Certifications[edit]

Region Certification Certified units/sales
United Kingdom (BPI)[13] Gold 100,000^

^ Shipments figures based on certification alone.

References[edit]

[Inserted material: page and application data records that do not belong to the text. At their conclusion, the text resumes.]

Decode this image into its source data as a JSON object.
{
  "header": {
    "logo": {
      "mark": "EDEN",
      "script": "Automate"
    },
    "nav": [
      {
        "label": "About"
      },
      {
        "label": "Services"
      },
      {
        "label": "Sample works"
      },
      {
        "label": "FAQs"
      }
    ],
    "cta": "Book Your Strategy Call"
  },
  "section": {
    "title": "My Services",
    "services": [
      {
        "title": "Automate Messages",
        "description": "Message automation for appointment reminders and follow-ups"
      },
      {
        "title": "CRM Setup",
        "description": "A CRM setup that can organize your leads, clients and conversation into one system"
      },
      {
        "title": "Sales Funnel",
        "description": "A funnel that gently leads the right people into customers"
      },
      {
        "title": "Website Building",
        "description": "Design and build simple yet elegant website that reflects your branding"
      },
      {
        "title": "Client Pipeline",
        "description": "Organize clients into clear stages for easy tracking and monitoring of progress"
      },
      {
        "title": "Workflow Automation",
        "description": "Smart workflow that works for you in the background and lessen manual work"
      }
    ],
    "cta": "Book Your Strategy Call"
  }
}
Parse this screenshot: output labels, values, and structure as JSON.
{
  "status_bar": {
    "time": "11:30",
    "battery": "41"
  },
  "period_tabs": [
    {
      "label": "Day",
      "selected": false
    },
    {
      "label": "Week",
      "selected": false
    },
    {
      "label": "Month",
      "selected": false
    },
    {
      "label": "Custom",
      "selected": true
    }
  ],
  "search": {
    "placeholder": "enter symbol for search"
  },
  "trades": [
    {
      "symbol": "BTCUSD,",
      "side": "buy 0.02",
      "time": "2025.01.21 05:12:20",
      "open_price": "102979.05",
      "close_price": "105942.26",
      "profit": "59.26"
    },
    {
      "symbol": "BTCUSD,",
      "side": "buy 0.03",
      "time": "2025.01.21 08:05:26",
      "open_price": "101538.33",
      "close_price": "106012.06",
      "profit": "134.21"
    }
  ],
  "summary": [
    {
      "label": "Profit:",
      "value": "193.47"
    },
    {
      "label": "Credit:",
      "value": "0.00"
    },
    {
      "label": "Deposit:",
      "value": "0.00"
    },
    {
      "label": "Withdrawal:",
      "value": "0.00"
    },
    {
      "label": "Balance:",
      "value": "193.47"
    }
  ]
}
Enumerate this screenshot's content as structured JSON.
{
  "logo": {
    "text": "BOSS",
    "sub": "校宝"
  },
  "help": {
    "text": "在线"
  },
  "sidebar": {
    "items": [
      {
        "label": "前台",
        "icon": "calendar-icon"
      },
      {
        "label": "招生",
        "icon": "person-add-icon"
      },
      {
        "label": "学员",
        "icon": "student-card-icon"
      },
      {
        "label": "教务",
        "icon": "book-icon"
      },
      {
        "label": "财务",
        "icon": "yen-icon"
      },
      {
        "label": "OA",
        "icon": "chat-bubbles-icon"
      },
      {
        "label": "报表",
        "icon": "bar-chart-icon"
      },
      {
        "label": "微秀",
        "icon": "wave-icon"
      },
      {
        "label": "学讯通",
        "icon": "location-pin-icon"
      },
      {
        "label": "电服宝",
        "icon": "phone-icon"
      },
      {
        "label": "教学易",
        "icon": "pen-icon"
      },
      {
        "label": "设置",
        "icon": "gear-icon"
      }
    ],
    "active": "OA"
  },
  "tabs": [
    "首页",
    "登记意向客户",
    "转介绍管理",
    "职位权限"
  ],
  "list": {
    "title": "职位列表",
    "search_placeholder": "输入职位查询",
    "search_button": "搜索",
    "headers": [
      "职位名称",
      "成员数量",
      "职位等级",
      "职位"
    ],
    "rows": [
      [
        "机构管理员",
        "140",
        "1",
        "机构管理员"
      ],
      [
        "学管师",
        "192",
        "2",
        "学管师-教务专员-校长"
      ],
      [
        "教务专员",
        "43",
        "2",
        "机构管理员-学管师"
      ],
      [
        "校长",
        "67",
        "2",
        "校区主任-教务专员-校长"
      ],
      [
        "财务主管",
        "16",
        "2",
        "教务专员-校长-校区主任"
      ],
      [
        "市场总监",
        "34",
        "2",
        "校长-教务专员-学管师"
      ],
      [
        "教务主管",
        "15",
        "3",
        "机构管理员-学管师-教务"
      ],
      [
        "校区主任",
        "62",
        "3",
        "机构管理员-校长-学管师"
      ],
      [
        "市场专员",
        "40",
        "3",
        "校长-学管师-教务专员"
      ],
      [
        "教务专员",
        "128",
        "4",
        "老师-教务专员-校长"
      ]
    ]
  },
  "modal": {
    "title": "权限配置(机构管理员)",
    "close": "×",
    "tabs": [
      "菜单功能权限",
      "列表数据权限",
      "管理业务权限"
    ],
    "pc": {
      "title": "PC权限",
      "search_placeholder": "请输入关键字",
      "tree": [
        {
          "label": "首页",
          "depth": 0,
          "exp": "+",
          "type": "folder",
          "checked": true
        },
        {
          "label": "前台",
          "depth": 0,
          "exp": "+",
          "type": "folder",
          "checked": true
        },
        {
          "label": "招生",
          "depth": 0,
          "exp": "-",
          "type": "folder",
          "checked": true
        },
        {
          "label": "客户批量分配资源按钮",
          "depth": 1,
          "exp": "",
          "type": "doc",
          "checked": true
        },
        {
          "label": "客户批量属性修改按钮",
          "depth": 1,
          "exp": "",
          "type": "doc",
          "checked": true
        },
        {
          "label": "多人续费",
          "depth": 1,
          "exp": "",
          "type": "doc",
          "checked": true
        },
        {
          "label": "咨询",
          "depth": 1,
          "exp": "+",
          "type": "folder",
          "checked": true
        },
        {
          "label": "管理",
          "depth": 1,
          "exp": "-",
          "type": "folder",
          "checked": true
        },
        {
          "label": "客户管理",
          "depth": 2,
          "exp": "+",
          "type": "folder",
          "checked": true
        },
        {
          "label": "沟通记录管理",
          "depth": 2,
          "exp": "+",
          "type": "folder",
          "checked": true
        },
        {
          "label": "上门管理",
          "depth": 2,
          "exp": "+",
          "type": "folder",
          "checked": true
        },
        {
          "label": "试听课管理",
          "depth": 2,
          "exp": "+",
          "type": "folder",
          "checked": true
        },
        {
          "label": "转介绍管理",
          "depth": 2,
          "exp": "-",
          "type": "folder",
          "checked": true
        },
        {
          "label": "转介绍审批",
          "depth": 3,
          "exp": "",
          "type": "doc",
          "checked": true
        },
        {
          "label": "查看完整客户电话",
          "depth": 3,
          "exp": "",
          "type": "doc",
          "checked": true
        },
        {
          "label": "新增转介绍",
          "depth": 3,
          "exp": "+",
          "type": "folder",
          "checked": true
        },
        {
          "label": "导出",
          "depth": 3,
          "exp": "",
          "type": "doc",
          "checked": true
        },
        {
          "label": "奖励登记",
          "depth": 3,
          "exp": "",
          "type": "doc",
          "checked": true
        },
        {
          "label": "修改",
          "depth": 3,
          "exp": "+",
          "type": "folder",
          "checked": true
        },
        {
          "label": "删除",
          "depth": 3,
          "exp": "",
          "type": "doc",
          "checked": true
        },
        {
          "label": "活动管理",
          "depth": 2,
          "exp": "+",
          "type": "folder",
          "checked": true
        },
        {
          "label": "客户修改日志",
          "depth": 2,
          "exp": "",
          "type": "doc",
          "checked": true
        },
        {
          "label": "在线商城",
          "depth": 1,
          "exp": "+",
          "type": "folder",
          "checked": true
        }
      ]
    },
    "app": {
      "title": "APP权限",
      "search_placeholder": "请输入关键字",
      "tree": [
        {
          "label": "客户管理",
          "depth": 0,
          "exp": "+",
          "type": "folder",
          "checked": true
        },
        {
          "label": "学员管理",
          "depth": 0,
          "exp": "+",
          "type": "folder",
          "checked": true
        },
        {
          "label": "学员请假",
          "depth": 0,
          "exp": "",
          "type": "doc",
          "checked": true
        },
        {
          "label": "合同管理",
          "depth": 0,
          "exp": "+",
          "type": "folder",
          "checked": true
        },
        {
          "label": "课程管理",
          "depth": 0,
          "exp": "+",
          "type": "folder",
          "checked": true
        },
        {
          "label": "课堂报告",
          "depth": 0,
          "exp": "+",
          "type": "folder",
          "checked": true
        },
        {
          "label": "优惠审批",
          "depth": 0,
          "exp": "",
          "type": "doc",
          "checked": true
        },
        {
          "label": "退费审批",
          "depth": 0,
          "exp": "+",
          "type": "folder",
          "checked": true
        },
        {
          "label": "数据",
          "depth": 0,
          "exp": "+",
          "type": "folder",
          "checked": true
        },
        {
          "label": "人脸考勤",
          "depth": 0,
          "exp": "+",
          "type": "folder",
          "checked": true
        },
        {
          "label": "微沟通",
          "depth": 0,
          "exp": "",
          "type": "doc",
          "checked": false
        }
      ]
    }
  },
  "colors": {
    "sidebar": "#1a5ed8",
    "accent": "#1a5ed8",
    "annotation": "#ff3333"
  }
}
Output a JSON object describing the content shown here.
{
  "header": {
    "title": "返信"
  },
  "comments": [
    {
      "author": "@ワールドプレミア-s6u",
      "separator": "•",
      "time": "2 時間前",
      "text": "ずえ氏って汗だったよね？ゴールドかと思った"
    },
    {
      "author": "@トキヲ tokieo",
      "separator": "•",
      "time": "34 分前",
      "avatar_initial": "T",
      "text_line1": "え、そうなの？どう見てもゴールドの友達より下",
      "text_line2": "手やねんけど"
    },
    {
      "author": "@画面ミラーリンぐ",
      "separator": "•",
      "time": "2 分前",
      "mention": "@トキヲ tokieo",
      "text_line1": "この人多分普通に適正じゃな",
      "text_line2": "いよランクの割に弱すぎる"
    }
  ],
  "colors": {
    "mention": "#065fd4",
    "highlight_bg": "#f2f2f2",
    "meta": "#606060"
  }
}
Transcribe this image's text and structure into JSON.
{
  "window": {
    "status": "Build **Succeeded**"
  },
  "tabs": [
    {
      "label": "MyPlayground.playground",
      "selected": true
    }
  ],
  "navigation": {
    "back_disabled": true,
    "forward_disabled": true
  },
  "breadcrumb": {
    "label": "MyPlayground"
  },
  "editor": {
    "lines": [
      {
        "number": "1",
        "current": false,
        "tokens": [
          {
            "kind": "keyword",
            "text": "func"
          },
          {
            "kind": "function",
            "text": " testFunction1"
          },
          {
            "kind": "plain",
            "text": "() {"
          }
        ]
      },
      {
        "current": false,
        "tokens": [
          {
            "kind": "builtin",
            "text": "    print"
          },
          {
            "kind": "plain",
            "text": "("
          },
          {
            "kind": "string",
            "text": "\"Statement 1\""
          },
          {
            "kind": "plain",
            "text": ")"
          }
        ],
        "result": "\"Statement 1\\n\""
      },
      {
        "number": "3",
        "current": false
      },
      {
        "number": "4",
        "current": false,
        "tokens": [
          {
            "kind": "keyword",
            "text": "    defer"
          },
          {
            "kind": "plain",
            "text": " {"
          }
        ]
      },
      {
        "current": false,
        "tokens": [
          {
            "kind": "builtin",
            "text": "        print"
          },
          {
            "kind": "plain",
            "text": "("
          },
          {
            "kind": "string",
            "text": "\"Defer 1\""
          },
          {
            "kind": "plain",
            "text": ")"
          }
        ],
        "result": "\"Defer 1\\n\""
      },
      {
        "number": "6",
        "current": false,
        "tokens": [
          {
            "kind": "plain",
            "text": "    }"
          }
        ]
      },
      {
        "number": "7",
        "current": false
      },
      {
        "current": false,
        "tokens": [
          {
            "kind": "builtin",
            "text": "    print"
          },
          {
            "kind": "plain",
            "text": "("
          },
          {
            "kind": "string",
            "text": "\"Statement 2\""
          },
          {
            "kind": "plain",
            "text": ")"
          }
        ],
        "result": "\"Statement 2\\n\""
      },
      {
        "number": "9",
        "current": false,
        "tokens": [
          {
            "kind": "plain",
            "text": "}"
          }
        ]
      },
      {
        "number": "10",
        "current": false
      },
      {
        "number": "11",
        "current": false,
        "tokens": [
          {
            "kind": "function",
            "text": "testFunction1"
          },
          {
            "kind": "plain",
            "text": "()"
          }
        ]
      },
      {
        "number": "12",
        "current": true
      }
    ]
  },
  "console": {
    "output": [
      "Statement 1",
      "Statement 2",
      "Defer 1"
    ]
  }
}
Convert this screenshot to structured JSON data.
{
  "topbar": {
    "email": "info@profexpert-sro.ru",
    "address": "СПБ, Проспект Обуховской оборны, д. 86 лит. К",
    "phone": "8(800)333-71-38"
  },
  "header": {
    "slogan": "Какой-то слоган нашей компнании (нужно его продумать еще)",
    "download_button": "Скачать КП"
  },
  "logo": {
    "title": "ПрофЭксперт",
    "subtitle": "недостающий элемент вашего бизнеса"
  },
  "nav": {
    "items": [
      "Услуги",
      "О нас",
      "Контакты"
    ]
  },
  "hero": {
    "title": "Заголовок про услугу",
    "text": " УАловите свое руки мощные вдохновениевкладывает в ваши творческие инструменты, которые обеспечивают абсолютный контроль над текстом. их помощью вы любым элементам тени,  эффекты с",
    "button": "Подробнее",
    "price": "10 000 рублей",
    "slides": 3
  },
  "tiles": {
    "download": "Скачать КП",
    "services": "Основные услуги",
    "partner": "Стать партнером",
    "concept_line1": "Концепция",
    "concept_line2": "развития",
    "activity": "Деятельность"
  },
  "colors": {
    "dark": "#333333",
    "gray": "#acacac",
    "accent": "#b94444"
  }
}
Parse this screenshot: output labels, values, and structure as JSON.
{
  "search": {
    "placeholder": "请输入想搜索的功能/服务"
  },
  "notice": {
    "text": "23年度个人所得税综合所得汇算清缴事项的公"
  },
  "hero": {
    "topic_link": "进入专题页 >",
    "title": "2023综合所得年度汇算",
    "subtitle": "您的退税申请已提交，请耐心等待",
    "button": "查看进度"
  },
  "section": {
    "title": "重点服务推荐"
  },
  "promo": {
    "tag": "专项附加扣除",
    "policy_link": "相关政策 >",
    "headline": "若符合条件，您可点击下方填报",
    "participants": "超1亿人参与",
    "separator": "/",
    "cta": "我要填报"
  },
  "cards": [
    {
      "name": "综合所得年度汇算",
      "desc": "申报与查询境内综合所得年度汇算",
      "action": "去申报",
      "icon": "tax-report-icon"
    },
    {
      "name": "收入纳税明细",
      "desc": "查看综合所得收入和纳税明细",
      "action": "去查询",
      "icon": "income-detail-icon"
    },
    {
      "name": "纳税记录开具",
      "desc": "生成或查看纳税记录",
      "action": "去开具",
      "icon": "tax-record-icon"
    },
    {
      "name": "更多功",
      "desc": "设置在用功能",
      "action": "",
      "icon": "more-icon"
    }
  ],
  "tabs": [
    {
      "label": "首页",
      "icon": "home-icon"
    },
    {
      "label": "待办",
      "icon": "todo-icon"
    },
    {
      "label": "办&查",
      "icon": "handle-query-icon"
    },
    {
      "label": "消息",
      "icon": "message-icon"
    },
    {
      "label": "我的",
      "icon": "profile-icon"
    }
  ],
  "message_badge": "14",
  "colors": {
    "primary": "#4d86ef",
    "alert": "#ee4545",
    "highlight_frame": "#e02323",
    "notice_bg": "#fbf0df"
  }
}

  1. ^ Prato, Greg. "Replicas – Tubeway Army". AllMusic. Retrieved 3 July 2014.
  2. ^ Christgau, Robert (1981). "N". Christgau's Record Guide: Rock Albums of the Seventies. Ticknor and Fields. ISBN 0-89919-026-X. Retrieved 8 March 2019 – via robertchristgau.com.
  3. ^ "Gary Numan and Tubeway Army: Replicas". Mojo. No. 172. March 2008. p. 122.
  4. ^ Shepherd, Sam (25 February 2008). "Gary Numan – Replicas Redux". MusicOMH. Retrieved 3 July 2014.
  5. ^ Perrott, Alan (6 April 2008). "Gary Numan & Tubeway Army, Replicas Redux". The New Zealand Herald. Retrieved 2 November 2020.
  6. ^ Doran, John (March 2008). "Gary Numan & Tubeway Army – Replicas Redux: Expanded 2008 Tour Edition". Record Collector. No. 347. Retrieved 3 July 2014.
  7. ^ Westwood, Chris (21 April 1979). "A One Man Army". Record Mirror.
  8. ^ Starr, Red (14–27 June 1979). "Albums". Smash Hits. Vol. 1 no. 14. p. 25.
  9. ^ Price, Simon (September 1998). "Retro Active". Spin. Vol. 14 no. 9. pp. 188–89. Retrieved 20 September 2015.
  10. ^ "Gary Numan and Tubeway Army: Replicas". Uncut. No. 130. March 2008. p. 96.
  11. ^ "Tubeway Army - Replicas at Discogs". Discogs.com. Retrieved 14 October 2011.
  12. ^ Numan, Gary (1981). Living Ornaments '79 and '80 (liner notes). Gary Numan. Beggars Banquet Records.
  13. ^ a b "British album certifications – Tubeway Army/Gary Numan – Replicas". British Phonographic Industry. Retrieved 2 November 2020. Select albums in the Format field. Select Gold in the Certification field. Type Replicas in the "Search BPI Awards" field and then press Enter.
  14. ^ Lott, Tim (9 June 1979). "Confessions of an honest poseur". Record Mirror. p. 26.
  15. ^ Gary Numan Replicas – The First Recordings Beggars Arkive
  16. ^ Eddy, Chuck (22 June 2012). "We Are Also the Robots: 8 Essentials of Post-Kraftwerk Pop". Spin. Retrieved 2 November 2020.
  17. ^ CloneDaddy (21 January 2011). "Gary Numan discusses John Foxx and early Ultravox" – via YouTube.
  18. ^ "The Complete Music of Cosmos". cosmic_voyager.tripod.com. Retrieved 24 March 2021.
  19. ^ Sinclair, Paul (21 August 2019). "Gary Numan / 40th anniversary reissues". Super Deluxe Edition. Retrieved 26 April 2020.
  20. ^ Kent, David (1993). Australian Chart Book 1970–1992 (illustrated ed.). St Ives, N.S.W.: Australian Chart Book. p. 314. ISBN 0-646-11917-6.
  21. ^ "Offiziellecharts.de – Tubeway Army – Replicas" (in German). GfK Entertainment Charts. Retrieved 2 November 2020.
  22. ^ "Dutchcharts.nl – Tubeway Army – Replicas" (in Dutch). Hung Medien. Retrieved 2 November 2020.
  23. ^ "Charts.nz – Tubeway Army – Replicas". Hung Medien. Retrieved 2 November 2020.
  24. ^ "Swedishcharts.com – Tubeway Army – Replicas". Hung Medien. Retrieved 2 November 2020.
  25. ^ "Official Albums Chart Top 100". Official Charts Company. Retrieved 2 November 2020.
  26. ^ "Gary Numan Chart History (Billboard 200)". Billboard. Retrieved 2 November 2020.

Bibliography[edit]

  • Paul Goodwin (2004). Electric Pioneer: An Armchair Guide to Gary Numan